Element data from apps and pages
= Beginning of Section =
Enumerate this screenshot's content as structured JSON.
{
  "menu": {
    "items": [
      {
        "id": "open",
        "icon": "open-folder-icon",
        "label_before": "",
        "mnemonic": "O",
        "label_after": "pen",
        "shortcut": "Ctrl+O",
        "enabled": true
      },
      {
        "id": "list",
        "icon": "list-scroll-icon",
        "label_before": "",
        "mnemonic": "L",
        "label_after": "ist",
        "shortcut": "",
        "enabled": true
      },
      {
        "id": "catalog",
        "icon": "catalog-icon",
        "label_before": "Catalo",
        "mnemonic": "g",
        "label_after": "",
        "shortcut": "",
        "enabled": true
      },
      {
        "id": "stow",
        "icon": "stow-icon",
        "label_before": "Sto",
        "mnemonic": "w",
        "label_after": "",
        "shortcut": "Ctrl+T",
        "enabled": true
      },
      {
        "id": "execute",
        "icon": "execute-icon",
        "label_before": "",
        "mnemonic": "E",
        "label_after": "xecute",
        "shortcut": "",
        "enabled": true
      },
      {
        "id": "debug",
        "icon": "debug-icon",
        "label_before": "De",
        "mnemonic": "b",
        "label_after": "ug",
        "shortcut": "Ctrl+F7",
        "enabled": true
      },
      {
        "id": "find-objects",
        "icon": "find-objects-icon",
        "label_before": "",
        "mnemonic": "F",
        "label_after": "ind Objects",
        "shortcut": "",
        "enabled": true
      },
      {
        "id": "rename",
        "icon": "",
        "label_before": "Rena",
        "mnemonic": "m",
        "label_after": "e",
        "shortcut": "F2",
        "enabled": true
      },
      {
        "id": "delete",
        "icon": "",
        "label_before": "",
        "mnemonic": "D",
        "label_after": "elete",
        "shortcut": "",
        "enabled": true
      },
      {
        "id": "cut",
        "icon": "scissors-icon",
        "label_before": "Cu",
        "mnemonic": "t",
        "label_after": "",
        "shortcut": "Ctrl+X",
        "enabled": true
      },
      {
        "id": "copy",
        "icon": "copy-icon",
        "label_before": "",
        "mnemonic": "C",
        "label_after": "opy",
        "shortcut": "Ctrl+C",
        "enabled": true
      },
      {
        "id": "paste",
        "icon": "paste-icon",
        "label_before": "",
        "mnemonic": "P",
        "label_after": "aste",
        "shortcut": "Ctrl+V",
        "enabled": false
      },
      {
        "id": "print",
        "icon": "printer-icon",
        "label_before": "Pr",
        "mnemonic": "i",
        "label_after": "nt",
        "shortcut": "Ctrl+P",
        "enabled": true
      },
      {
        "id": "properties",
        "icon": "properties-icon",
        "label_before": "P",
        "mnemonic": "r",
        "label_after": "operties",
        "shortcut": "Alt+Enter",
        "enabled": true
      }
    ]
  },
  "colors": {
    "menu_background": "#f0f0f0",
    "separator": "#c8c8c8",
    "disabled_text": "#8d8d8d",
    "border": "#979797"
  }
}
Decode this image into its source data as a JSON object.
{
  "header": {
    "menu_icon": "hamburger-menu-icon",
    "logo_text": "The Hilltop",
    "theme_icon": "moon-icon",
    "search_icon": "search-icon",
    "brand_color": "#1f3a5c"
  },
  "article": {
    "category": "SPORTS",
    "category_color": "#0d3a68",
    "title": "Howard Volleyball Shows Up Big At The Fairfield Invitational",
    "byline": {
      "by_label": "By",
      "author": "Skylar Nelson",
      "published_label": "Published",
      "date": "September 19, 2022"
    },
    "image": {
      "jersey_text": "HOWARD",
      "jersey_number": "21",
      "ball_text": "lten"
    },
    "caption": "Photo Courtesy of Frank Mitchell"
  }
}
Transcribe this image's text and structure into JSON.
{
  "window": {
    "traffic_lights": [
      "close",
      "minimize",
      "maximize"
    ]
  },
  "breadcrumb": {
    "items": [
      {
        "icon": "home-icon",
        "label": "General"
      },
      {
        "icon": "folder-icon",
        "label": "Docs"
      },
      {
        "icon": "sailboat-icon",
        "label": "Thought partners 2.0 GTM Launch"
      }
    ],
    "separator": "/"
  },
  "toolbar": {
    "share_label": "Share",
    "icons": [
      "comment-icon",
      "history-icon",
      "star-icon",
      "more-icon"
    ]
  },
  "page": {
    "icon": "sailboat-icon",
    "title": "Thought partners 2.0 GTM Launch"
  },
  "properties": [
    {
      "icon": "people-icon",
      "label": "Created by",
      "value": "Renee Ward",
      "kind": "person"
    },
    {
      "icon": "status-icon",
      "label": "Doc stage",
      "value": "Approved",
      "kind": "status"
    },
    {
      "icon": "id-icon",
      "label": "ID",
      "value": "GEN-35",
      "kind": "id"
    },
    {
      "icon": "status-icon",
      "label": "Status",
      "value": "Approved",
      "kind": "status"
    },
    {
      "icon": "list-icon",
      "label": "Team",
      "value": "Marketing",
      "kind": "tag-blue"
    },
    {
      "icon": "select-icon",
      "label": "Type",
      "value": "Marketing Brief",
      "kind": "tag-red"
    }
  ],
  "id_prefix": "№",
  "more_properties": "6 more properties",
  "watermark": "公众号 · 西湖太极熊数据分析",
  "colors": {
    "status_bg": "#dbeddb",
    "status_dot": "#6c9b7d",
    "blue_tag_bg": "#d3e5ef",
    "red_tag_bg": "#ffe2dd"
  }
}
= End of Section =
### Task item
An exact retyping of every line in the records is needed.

### Response area
Enumerate this screenshot's content as structured JSON.
{
  "menu": {
    "items": [
      {
        "id": "open",
        "icon": "open-folder-icon",
        "label_before": "",
        "mnemonic": "O",
        "label_after": "pen",
        "shortcut": "Ctrl+O",
        "enabled": true
      },
      {
        "id": "list",
        "icon": "list-scroll-icon",
        "label_before": "",
        "mnemonic": "L",
        "label_after": "ist",
        "shortcut": "",
        "enabled": true
      },
      {
        "id": "catalog",
        "icon": "catalog-icon",
        "label_before": "Catalo",
        "mnemonic": "g",
        "label_after": "",
        "shortcut": "",
        "enabled": true
      },
      {
        "id": "stow",
        "icon": "stow-icon",
        "label_before": "Sto",
        "mnemonic": "w",
        "label_after": "",
        "shortcut": "Ctrl+T",
        "enabled": true
      },
      {
        "id": "execute",
        "icon": "execute-icon",
        "label_before": "",
        "mnemonic": "E",
        "label_after": "xecute",
        "shortcut": "",
        "enabled": true
      },
      {
        "id": "debug",
        "icon": "debug-icon",
        "label_before": "De",
        "mnemonic": "b",
        "label_after": "ug",
        "shortcut": "Ctrl+F7",
        "enabled": true
      },
      {
        "id": "find-objects",
        "icon": "find-objects-icon",
        "label_before": "",
        "mnemonic": "F",
        "label_after": "ind Objects",
        "shortcut": "",
        "enabled": true
      },
      {
        "id": "rename",
        "icon": "",
        "label_before": "Rena",
        "mnemonic": "m",
        "label_after": "e",
        "shortcut": "F2",
        "enabled": true
      },
      {
        "id": "delete",
        "icon": "",
        "label_before": "",
        "mnemonic": "D",
        "label_after": "elete",
        "shortcut": "",
        "enabled": true
      },
      {
        "id": "cut",
        "icon": "scissors-icon",
        "label_before": "Cu",
        "mnemonic": "t",
        "label_after": "",
        "shortcut": "Ctrl+X",
        "enabled": true
      },
      {
        "id": "copy",
        "icon": "copy-icon",
        "label_before": "",
        "mnemonic": "C",
        "label_after": "opy",
        "shortcut": "Ctrl+C",
        "enabled": true
      },
      {
        "id": "paste",
        "icon": "paste-icon",
        "label_before": "",
        "mnemonic": "P",
        "label_after": "aste",
        "shortcut": "Ctrl+V",
        "enabled": false
      },
      {
        "id": "print",
        "icon": "printer-icon",
        "label_before": "Pr",
        "mnemonic": "i",
        "label_after": "nt",
        "shortcut": "Ctrl+P",
        "enabled": true
      },
      {
        "id": "properties",
        "icon": "properties-icon",
        "label_before": "P",
        "mnemonic": "r",
        "label_after": "operties",
        "shortcut": "Alt+Enter",
        "enabled": true
      }
    ]
  },
  "colors": {
    "menu_background": "#f0f0f0",
    "separator": "#c8c8c8",
    "disabled_text": "#8d8d8d",
    "border": "#979797"
  }
}
Decode this image into its source data as a JSON object.
{
  "header": {
    "menu_icon": "hamburger-menu-icon",
    "logo_text": "The Hilltop",
    "theme_icon": "moon-icon",
    "search_icon": "search-icon",
    "brand_color": "#1f3a5c"
  },
  "article": {
    "category": "SPORTS",
    "category_color": "#0d3a68",
    "title": "Howard Volleyball Shows Up Big At The Fairfield Invitational",
    "byline": {
      "by_label": "By",
      "author": "Skylar Nelson",
      "published_label": "Published",
      "date": "September 19, 2022"
    },
    "image": {
      "jersey_text": "HOWARD",
      "jersey_number": "21",
      "ball_text": "lten"
    },
    "caption": "Photo Courtesy of Frank Mitchell"
  }
}
Transcribe this image's text and structure into JSON.
{
  "window": {
    "traffic_lights": [
      "close",
      "minimize",
      "maximize"
    ]
  },
  "breadcrumb": {
    "items": [
      {
        "icon": "home-icon",
        "label": "General"
      },
      {
        "icon": "folder-icon",
        "label": "Docs"
      },
      {
        "icon": "sailboat-icon",
        "label": "Thought partners 2.0 GTM Launch"
      }
    ],
    "separator": "/"
  },
  "toolbar": {
    "share_label": "Share",
    "icons": [
      "comment-icon",
      "history-icon",
      "star-icon",
      "more-icon"
    ]
  },
  "page": {
    "icon": "sailboat-icon",
    "title": "Thought partners 2.0 GTM Launch"
  },
  "properties": [
    {
      "icon": "people-icon",
      "label": "Created by",
      "value": "Renee Ward",
      "kind": "person"
    },
    {
      "icon": "status-icon",
      "label": "Doc stage",
      "value": "Approved",
      "kind": "status"
    },
    {
      "icon": "id-icon",
      "label": "ID",
      "value": "GEN-35",
      "kind": "id"
    },
    {
      "icon": "status-icon",
      "label": "Status",
      "value": "Approved",
      "kind": "status"
    },
    {
      "icon": "list-icon",
      "label": "Team",
      "value": "Marketing",
      "kind": "tag-blue"
    },
    {
      "icon": "select-icon",
      "label": "Type",
      "value": "Marketing Brief",
      "kind": "tag-red"
    }
  ],
  "id_prefix": "№",
  "more_properties": "6 more properties",
  "watermark": "公众号 · 西湖太极熊数据分析",
  "colors": {
    "status_bg": "#dbeddb",
    "status_dot": "#6c9b7d",
    "blue_tag_bg": "#d3e5ef",
    "red_tag_bg": "#ffe2dd"
  }
}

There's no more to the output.